He's 7. He lives outside the box. He moved out years ago. Often, he picks up the box, looks in at the rest of us mind numb sots running circles, gives it a good shake, and listens for us scrambling against the sides, just for thrills.
Child, quit knocking us off our wheels.
On vacation in June, my friend Charlotte and I, and our husbands, sat by the hotel pool. Static electricity from video screens in the adjacent arcade had grabbed our offspring by their hair follicles, pulled them over, and plastered their faces to the monitors. We overheard my seven-year-old speaking trance-like to his comrades, "Go ask your mom. I'll ask my dad. He always says, 'Yes.'"
They sauntered over, each trying not to arrive first, looking very conspiratorial. Using a variety of whine-tones, they begged for quarters.
We had no quarters, but, believe me, we would have surrendered them, along with our IRA's, to keep the little buggers occupied a while longer. I advised the lads to play the games using their imaginations. Remarkably, they trotted off to give it a shot.
Charlotte checked the expiration date on that tactic and determined that it wouldn't provide harmony for long. I pondered why my clever child, who has proven himself much craftier than me on many occasions, fell for it.
Hmmm. Based on past experience I suspect he has our box in his grips.
Three summers ago, as he bobbed and toggled in the ocean with too much confidence, only eyeballs cresting mighty waves, anxiety shot out of my pores like someone released a crimp in the hose.
So I made a rule, one of many on a long, long list, that he could go no deeper than the top of his bathing suit. I threatened dire consequences should he venture too far again.
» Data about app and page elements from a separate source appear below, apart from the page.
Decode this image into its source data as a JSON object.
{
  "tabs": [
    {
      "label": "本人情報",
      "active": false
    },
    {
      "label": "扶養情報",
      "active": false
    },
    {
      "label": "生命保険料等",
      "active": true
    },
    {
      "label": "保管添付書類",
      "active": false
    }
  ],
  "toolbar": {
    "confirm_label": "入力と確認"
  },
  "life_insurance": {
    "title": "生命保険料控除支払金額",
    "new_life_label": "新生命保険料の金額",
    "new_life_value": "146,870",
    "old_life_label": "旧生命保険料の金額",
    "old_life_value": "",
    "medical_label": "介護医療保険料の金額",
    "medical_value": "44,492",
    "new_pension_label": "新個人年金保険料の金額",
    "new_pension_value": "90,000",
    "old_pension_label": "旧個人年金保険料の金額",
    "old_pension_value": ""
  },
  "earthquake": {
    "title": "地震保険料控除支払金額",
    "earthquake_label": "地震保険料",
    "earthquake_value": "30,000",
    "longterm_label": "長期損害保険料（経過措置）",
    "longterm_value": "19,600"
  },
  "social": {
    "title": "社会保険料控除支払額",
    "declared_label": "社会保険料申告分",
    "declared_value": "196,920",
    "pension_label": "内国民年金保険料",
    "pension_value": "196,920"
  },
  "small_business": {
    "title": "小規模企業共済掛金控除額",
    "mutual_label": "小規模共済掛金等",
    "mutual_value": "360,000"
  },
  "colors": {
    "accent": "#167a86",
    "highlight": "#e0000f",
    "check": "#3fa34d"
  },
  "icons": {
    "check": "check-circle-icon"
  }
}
Yet, within minutes he had waded out until only his head and shoulders glistened above the water. Furious, I called him in. As he emerged, step by step, from the sea, it became evident that he had, in fact, not broken the rule. He sported a wedgie so jacked up he wore the waist of his trunks in his armpits.
Put our box down, son, we're thinking in here.
Just as Charlotte predicted, our offspring soon returned, dissatisfied with the results of their telekinetic labors. "Mama," one of her boys protested, "it keeps doing the same thing over and over, no matter how hard I think about it doing something different."
My ringleader said, "C'mon y'all, I have a plan."
Hold onto to your wheel. I feel a tremor coming on.
A few moments later, a group of snips and snails huddled in front of a machine, brainstorming how to procure quarters.
Our son, ever the problem solver, proposed, "If we had a stick or something, we could pick the lock. Then we could get the quarters out."
As our pride and joy assigned scouts to seek implements, my husband leaned over the surprised plotters, and suggested, "That would be stealing, don't you think?"
"Oh, no sir, daddy. We're not keeping the money. We'll put all the quarters back in the slot when we play the game."
Yep. I don't think he has plans for moving back in the box as long as his father and I continue to spin our wheels and make that frantic scratching sound on the sides.